One such game is NanoTech’s CasinoKat. Imagine a cute furry cat instead of a famous chomping circle moving through a maze to avoid hazards and you’re on the right track. Another offering by the same company is Vegas 2047, a steampunk influenced post-modern take on pinball, which plays pretty much like a regular game of pinball. However, once the last ball has dropped between the flippers, the wheel spins and the player finds out if they won or lost. The better they play, the more likely a win becomes.
To say casinos are eager to put this great experiment to the test is putting it very mildly indeed. Just off Fremont Street in old Las Vegas, the Downtown Grand has distinct plans to grab younger gamers with skill-based gaming. Just inside the casino and adjacent to a bar featuring craft beers, the casino plans a row of skill-based games, giving the familiar and inviting appearance of an arcade to anyone who wanders inside. Other casinos, to varying degrees, should be expected to do something similar.
The Vice President of Slots for the MGM Grand Hotel & Casino, Justin Andrews, when speaking with Hawaii News Now, said “Millenials are more attracted to the electronic table games than the traditional slots.” With an average age 11 years younger than traditional slot players, the electronic table games have reached a new market of gamblers, and it’s expected that skill based games will take this even further.
The question still remains as to how such machines would actually work. Don’t expect to see someone who’s mastered Ms. Pac-Man to enter a casino with a quarter and leave with a fortune. But, the best players will have a clear advantage.
Currently, with an average payout for slots of 93.6%, a player wagering $100 could expect to make back $93.60. Skill based games, however, might start out with a much lower 88% base payout.

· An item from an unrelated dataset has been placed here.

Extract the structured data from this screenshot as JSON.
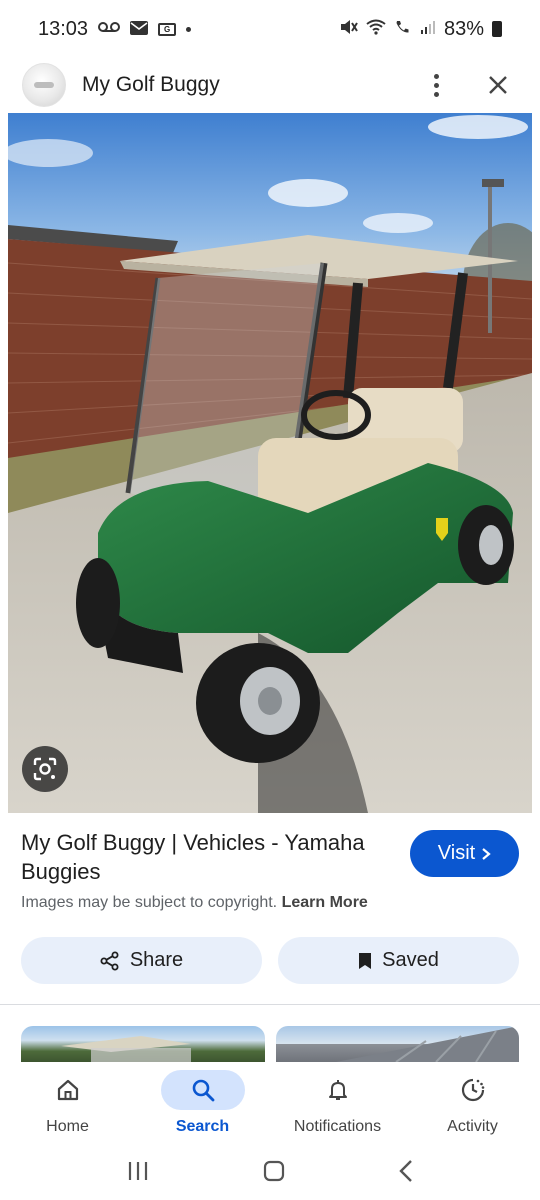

A talented player (or the casinos’ preference of player who has put in a lot of time to gain experience with the machine) could dramatically increase their payout possibilities to as much as a 98% return.
After a sudden and dramatic entrance for skill-based gaming, expect further changes to be incremental. Even if they do achieve their expected popularity among younger gamblers, the traditional reel and video slot machines are still going to be the game of choice for older players for a long time to come. But, just as slots gradually took up more and more casino floor space from the table games that dominated old Las Vegas, if the skill based games fulfill their promise of a more immersive and engaging experience, the Las Vegas of the future may have as much in common with a boardwalk arcade in Seaside Heights, NJ, as it will with anything that Bugsy Siegel ever laid eyes upon.